The issues I had with this book related to two different things.  Firstly, the nature of the Beast’s curse – which was changed slightly but I’m not quite sure why – and in fact it made the whole cursing seem a little unfair to me.  The other thing I felt was a lack of ‘beastliness’ from the Beast.  To be honest, he was just too damned nice, always charming.  Always trying too hard.  I realise that he doesn’t want to scare Isabeau away but I almost felt like shaking him at one point.  There was one part of the book where the altercations between the two became a bit tedious because of the lack of somebody having a bit more bite or backbone about them.  Of course, don’t get me wrong,  I can see the motivations for the Beast’s good behaviour but I think I expected every now and again for his animal nature to get the better of him and perhaps we’d witness a teeny outburst.

Fortunately there was nothing that really spoiled the read for me, just a short spell that could have become a little stilted but for the alternate chapters spent with Isabeau’s family.

On the whole I enjoyed reading from the Beast’s pov.  The writing was quite captivating and rich with a delicious gothic vibe and I would certainly read more from this author.  But – if love stories aren’t your thing – be aware that that is the major gist of the story here.

I received a copy from the publisher courtesy of Netgalley.  My thanks for the copy and apologies for the tardiness of this review.  The above is my own opinion.



Can’t Wait Wednesday : The Beast’s Heart by Leife Shallcross

“Waiting On Wednesday” is a weekly meme that was originally created by Breaking the Spine.  Unfortunately Breaking the Spine are no longer hosting so I’m now linking my posts up to Wishful Endings Can’t Wait Wednesday. Don’t forget to stop over, link up and check out what books everyone else is waiting for.  If you want to take part, basically, every Wednesday, we highlight a book that we’re really looking forward to.  This week my book is : The Beast’s Heart by Leife Shallcross.  Oh my giddy aunt.  I’m an absolute sucker for any retellings of Beauty and the Beast but I think this is the first time I’ve seen a book from the Beast’s point of view.  Get in my life this minute.  *drools unbecomingly*.

thebeastsA sumptuously magical, brand new take on a tale as old as time—read the Beast’s side of the story at long last.

I am neither monster nor man—yet I am both.

I am the Beast.

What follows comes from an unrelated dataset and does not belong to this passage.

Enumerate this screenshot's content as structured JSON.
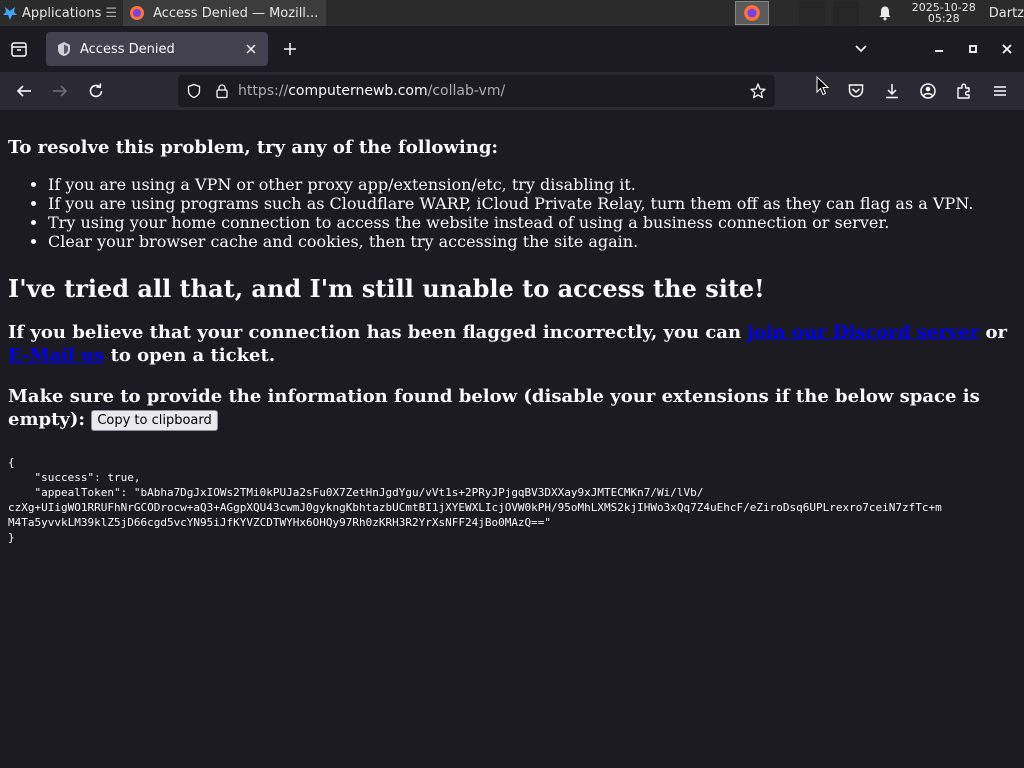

The day I was cursed to this wretched existence was the day I was saved—although it did not feel so at the time.

My redemption sprung from contemptible roots; I am not proud of what I did the day her father happened upon my crumbling, isolated chateau. But if loneliness breeds desperation then I was desperate indeed, and I did what I felt I must. My shameful behaviour was unjustly rewarded.

My Isabeau. She opened my eyes, my mind and my heart; she taught me how to be human again.

And now I might lose her forever.

Lose yourself in this gorgeously rich and magical retelling of The Beauty and the Beast that finally lays bare the beast’s heart.

Publication date: May 3rd 2018